I was reminded of something by this post, and it's stuff I've mostly found too raw to post about, but I feel like writing a bit now while it's in my head.
I've written before about "Just Say No" culture and sexuality. What I haven't talked about was the way denial-and-examination culture intersected with my inner kinks.
When I was an elementary school child, I started building an understanding of my sexuality as it was at the time. I had very separated experiences of physical sexual pleasure and romantic attraction - it had not occurred to me that these were related - but I explored both as best I could. I was aware that my experience of romantic attraction was somehow related to "grownup things" like marriage and families, but I recognised (consciously, even) that that was something I would figure out when I was older; for now, there was the boy, and I could beat him at wrestling.

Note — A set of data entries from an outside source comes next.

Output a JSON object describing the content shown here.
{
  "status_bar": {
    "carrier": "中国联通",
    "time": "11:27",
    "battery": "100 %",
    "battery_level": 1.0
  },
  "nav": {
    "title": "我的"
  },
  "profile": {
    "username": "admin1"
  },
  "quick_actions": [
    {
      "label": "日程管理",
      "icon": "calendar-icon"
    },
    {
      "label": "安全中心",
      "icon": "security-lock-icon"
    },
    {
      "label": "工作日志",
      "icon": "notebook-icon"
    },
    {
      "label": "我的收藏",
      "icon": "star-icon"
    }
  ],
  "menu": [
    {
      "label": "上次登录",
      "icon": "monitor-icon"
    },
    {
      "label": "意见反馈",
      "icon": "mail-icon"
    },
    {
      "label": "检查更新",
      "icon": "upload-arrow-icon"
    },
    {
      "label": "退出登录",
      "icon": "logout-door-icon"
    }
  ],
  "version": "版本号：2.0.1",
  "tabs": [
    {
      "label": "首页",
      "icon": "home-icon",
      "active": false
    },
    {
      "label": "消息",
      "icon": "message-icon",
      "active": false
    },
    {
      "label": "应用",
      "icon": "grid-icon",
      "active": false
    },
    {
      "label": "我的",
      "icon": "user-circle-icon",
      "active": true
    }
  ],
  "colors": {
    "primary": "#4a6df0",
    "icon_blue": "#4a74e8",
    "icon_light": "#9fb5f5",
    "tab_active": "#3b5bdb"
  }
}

Once my fantasy life had developed into fiction rather than fascination with the boy, and once I had grown enough of it for my sense of physical pleasure to get tied into my sense of attraction, they took on a structure of extreme power differential, often with bondage aspects. I was never ashamed of these fantasies, or, as I thought of them, the stories I told myself when going to sleep; however, I knew, bone-deep, that I could never talk about them.
I never have.
(Think about that for a moment. I have never talked about those fantasies in more than generalised referents, themes and content.)
I knew that if I told anyone about them, they would try to figure out what was wrong with me. I didn't know words like "misogyny", but I knew that I'd have the concept thrown at me. I knew that I'd be treated as sick and wrong, because Good People don't have thoughts like that. I knew that I would never, ever be able to express these things; at least on that last I was wrong.
And as I became aware that these things were things I should not express, I became aware of the idea of examination. I had an obligation, I knew, to figure out where these things had come from, that they could be excised. I was a sleeper agent of the oppressor, my sexuality out to subvert everything that women could achieve, and I had to cure myself. There was no support for this - it was still unspeakable horror - but it was clear that the wrongness was something that I would be expected to purge before I was an adult.
Guilt started to creep in around the edges. The fantasies became even more secret, because there was this edge of belief that I should not be that way, that I should be someone else, someone more loyal, more diligent, more compatible with the universal goals that I had been assigned on the basis of my sex, class, and race. I squelched the impulses in my more conscious mind, leaving them only the release of the nighttime stories, giving me dreams of the taboo-breaking man who might love and own and honor me despite the shackles of surrounding culture.
I was an emotionally isolated young adolescent, full of need and loneliness and hunger and wanting to explore the concepts of sex and not knowing how. Nothing in the world around me had ever given me any understanding for figuring out what I wanted or how to implement that safely; I was still half-consciously aware that what I wanted was Bad anyway, so figuring out how to get it was unthinkable.
It didn't go away, of course. And sometimes these things come out in badly sublimated ways. Hook a loop of fear-paralysation into a mind frantically denying its need to surrender, bait a touch-starved, curious adolescent with affection from a pretty older boy, and watch a psyche fragment into a perfect rape victim and a panicked, impotent observer. Respectful and loving submission was unavailable, unthinkable, unallowable, so all I had was deer-in-the-headlights capitulation, where my sexual drives and my terror and his unceasing pressure conspired to shove me into a closet in my head.
And maybe, with a little more examination, I might guess that this is one of the real reasons that I have never really been able to forgive myself. Because, after all, if I didn't have those wicked, shameful desires, then maybe the combination of mental lockup and pressure wouldn't have been enough to get my psyche fridged. It can't really be his damn fault, right? He just happened to luck into that siren song of unacceptable woman-hating sexuality. And I can't hold it against him, because he stopped short of rape in the end, when he saw that I was broken. (I can't even write 'that he'd broken me' and feel honest, right now.)
This was not ... the only time I fell into that pattern, though it was the only time it was assault. I had an abusive vanilla relationship that hit my submission buttons around music until I hit a wall and threw him out of my life. I had a relationship with someone who was deeply uncomfortable with my submission, and so like a good little subbie and a good little woman I stifled it again to make him happy. I had other issues. And I worked on it until I came to a place where I could return to childhood and refuse to be ashamed.
Where does it come from? I don't give a damn. And not giving a damn is not just a political position about the unworthiness of the question, but me fighting back against the investigation of myself for which fruit of Original Sin was why I deserved to be nearly raped before menarche.
If the message had been that I needed to figure out how to deal with these desires in a sane, reasonable, and balanced manner, if it had included discussion of consent and how to set boundaries, if it had been anything other than "WHY ARE YOU LIKE THIS?! WHY ARE YOU A FREAK?!", maybe things would have been different.
Why am I like this? If my established answer isn't good enough, fuck off. Why am I a freak? Welcome to the edge of the map. The Antipodes, where men walk upside down.
Wednesday, 25 March 2009
A post by Kiya on this "examination" meme, so wonderful that I reproduce it in its entirety: